▶ _WORK TO COMPLETE_
Which lines of the data below hold "name"? Copy each of them.

▶ _INPUT RECORDS_

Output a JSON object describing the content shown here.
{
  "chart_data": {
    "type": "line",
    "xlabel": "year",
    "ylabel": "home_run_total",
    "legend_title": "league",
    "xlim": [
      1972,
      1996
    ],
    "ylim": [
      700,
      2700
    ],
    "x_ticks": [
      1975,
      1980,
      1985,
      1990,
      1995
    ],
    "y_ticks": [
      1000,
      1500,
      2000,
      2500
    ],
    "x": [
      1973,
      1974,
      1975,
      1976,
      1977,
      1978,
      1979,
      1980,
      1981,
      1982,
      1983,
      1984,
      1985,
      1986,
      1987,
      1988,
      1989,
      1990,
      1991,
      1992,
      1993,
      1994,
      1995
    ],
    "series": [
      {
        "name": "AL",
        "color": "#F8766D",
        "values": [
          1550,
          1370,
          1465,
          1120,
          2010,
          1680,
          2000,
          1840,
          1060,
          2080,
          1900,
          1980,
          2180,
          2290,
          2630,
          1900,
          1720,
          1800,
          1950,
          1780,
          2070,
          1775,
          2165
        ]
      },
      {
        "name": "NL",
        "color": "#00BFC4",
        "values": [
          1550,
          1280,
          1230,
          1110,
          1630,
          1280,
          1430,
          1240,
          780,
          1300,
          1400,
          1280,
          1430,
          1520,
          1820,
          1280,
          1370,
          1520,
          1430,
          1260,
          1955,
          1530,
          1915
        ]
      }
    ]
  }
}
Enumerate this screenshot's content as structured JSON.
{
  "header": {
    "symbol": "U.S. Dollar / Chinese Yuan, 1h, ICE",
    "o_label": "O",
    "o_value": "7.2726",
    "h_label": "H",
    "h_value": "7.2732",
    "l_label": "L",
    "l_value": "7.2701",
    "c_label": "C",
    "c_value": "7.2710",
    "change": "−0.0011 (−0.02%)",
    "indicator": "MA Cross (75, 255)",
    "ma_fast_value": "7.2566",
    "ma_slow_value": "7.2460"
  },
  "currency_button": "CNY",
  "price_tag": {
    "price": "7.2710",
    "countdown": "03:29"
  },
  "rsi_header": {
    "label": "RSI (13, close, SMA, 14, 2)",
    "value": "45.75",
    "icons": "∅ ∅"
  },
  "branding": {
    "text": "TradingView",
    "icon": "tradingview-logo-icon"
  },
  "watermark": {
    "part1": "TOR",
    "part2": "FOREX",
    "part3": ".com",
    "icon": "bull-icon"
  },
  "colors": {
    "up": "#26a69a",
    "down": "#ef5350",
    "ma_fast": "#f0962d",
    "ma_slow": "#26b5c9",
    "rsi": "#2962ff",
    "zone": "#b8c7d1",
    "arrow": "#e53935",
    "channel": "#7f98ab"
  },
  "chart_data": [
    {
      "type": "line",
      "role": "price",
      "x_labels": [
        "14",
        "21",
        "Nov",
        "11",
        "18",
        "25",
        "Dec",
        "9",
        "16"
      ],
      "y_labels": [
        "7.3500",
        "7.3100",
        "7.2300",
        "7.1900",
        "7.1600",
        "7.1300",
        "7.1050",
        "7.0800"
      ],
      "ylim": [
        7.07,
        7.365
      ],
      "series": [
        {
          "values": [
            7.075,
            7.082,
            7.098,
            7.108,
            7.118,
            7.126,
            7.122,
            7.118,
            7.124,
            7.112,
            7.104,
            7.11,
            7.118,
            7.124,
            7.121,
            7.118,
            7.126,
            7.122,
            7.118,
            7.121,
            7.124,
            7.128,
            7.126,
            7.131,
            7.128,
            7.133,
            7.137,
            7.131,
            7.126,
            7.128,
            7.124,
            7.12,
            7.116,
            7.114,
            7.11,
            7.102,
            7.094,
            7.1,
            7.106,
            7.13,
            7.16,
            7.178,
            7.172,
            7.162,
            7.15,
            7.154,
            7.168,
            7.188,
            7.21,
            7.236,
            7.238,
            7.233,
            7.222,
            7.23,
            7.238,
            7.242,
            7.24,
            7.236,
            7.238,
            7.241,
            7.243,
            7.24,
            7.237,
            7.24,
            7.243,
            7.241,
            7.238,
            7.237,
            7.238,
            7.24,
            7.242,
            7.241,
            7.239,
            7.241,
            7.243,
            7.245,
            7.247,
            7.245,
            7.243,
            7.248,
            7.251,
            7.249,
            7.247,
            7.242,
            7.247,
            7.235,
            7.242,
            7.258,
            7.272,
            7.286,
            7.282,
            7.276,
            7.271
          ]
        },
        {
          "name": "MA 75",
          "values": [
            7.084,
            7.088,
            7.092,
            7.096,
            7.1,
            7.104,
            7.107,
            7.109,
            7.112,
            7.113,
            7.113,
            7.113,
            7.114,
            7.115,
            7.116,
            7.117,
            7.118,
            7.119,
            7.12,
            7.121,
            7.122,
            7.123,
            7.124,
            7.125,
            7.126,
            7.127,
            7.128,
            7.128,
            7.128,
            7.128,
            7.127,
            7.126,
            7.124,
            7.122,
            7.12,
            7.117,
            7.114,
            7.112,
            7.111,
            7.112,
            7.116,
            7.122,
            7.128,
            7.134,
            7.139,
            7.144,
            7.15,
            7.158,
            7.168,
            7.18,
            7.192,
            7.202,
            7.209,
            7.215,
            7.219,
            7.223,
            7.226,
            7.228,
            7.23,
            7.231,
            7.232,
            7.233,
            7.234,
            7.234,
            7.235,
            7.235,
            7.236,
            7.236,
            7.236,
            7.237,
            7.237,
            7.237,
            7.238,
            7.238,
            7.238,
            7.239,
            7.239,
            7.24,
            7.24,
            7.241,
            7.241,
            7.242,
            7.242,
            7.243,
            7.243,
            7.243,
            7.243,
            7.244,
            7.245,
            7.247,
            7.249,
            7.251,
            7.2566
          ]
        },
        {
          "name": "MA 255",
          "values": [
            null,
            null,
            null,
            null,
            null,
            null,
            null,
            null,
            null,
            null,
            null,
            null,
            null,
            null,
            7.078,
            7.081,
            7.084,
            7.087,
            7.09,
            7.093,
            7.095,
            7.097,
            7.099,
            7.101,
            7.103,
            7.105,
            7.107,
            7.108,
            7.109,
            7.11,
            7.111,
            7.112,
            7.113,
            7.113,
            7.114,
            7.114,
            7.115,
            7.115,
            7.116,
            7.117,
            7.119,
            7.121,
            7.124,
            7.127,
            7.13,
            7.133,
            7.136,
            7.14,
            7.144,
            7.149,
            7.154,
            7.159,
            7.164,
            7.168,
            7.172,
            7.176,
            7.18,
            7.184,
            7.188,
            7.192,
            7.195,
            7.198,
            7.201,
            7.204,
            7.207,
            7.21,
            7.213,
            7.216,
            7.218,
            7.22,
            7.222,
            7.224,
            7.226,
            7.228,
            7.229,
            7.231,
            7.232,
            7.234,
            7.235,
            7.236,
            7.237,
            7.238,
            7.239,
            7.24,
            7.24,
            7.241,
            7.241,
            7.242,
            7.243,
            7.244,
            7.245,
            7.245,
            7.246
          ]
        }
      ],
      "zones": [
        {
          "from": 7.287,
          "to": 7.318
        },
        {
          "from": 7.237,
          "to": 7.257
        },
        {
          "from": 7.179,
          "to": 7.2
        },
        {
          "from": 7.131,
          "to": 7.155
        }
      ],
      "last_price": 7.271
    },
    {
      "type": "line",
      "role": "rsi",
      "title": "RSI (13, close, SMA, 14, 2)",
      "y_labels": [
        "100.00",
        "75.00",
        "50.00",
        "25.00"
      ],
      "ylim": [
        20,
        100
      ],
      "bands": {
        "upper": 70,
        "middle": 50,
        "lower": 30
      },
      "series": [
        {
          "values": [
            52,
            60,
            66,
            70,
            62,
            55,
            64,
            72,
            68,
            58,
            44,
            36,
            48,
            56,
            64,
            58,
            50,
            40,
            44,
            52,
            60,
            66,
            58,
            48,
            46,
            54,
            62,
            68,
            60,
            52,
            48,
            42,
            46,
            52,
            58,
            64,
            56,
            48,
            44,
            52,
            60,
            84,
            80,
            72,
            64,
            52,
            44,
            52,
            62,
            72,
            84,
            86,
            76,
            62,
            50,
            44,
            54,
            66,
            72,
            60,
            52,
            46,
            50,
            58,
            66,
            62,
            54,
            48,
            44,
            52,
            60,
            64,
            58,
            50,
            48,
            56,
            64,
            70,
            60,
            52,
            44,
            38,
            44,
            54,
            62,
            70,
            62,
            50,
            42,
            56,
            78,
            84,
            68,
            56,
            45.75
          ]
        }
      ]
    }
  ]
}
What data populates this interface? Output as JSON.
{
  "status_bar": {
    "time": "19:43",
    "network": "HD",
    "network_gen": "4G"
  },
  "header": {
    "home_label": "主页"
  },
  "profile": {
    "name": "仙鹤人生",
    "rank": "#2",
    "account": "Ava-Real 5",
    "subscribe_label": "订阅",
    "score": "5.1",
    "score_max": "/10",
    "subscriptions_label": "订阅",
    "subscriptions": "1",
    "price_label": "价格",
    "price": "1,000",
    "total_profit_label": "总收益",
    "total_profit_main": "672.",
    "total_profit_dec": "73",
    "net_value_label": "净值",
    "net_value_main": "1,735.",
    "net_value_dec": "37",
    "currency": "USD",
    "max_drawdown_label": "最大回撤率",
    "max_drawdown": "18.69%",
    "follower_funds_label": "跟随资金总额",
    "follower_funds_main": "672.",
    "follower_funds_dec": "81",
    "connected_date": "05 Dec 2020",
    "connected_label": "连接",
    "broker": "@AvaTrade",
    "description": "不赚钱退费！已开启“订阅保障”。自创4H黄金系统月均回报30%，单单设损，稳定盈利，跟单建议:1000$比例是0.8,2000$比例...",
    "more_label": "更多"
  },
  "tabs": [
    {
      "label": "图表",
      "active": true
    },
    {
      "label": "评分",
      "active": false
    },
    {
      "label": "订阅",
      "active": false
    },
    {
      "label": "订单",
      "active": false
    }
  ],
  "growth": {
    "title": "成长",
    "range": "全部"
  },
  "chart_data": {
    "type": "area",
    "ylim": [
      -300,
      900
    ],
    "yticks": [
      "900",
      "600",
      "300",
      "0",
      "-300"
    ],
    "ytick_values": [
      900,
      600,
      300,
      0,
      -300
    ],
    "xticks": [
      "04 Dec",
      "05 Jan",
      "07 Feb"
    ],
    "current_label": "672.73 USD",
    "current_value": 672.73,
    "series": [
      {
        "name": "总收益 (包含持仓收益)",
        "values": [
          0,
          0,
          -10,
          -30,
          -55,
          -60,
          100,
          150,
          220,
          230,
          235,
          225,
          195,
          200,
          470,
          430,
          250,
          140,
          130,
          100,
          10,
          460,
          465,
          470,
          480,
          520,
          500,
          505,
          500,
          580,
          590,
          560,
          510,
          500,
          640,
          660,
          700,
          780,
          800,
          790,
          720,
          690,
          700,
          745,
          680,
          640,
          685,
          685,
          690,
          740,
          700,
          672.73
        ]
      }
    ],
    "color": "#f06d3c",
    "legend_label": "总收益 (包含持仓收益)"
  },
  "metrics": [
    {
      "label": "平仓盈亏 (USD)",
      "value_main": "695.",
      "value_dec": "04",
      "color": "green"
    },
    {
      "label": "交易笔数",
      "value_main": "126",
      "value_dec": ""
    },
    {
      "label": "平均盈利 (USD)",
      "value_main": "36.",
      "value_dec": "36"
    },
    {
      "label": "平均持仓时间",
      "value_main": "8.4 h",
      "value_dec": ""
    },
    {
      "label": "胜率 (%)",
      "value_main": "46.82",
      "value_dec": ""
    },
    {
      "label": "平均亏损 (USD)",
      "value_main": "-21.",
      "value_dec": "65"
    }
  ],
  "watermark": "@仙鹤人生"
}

▶ _SOLUTION FOR THIS TASK_
        "name": "AL",
        "name": "NL",
          "name": "MA 75",
          "name": "MA 255",
    "name": "仙鹤人生",
        "name": "总收益 (包含持仓收益)",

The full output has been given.